CLC president Ken Georgetti published a letter in the Ottawa Citizen on July 18, 2012 in response to an opinion piece carried in the paper. In that article, Jonathan McLeod repeated the claim that is common in some business and political quarters that the imposition of so-called right-to-work legislation creates higher rates of growth in American states that use it. Georgetti challenged McLeod’s research.
In his opinion piece, Jonathan McLeod says bringing Southern U.S. state labour laws to Ontario will bring prosperity to the province. He claims that U.S. states which have eliminated or reduced the ability of workers to join unions have better rates of economic growth than others. He cites a study by Thomas Holmes to support his claim, but fails to mention that Holmes himself makes no such claim.

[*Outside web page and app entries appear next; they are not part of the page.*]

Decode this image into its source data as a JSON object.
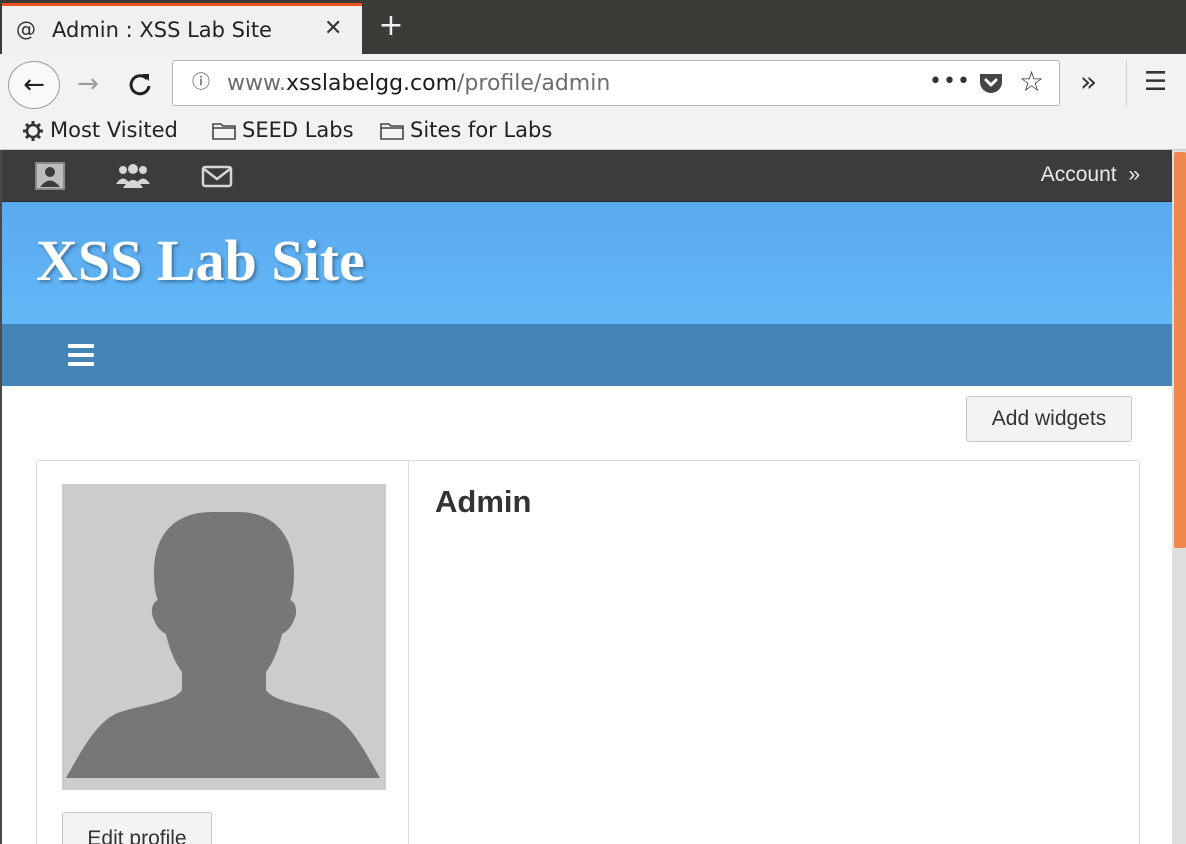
{
  "browser": {
    "tab": {
      "title": "Admin : XSS Lab Site",
      "close_glyph": "✕",
      "favicon": "at-sign-icon"
    },
    "new_tab_glyph": "+",
    "toolbar": {
      "back_glyph": "←",
      "forward_glyph": "→",
      "reload_glyph": "C",
      "info_glyph": "ⓘ",
      "more_glyph": "•••",
      "star_glyph": "☆",
      "overflow_glyph": "»",
      "menu_glyph": "☰"
    },
    "url": {
      "prefix": "www.",
      "host": "xsslabelgg.com",
      "path": "/profile/admin"
    },
    "bookmarks": [
      {
        "label": "Most Visited",
        "icon": "gear-icon"
      },
      {
        "label": "SEED Labs",
        "icon": "folder-icon"
      },
      {
        "label": "Sites for Labs",
        "icon": "folder-icon"
      }
    ]
  },
  "site": {
    "topbar": {
      "icons": [
        "profile-icon",
        "friends-icon",
        "messages-icon"
      ],
      "account_label": "Account",
      "account_glyph": "»"
    },
    "title": "XSS Lab Site",
    "menu_icon": "hamburger-icon",
    "add_widgets_label": "Add widgets",
    "profile": {
      "name": "Admin",
      "edit_label": "Edit profile"
    }
  },
  "colors": {
    "tab_accent": "#e95420",
    "topbar_bg": "#3c3c3c",
    "banner_bg": "#5cb0f2",
    "menubar_bg": "#4584b6",
    "scrollbar_thumb": "#f0874d",
    "avatar_bg": "#cccccc",
    "avatar_silhouette": "#777777"
  }
}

Holmes has said right-to-work states historically pursue a number of other “smokestack-chasing policies such as low taxes, aggressive subsidies and even, in some cases, lax environmental regulations. Thus my results do not say that it is right-to-work laws that matter, but rather that the ‘pro-business package’ offered by right-to-work states seems to matter.” Those “pro-business” packages have resulted in the average full-time worker in a right-to-work state earning $1,500 less a year than a similar worker in a non right-to-work state. Is that the kind of economy Ontario’s Conservatives aspire to for this province?
With small businesses already complaining that low demand for their products and services is their biggest concern, making working Ontarians poorer is the wrong path to recovery.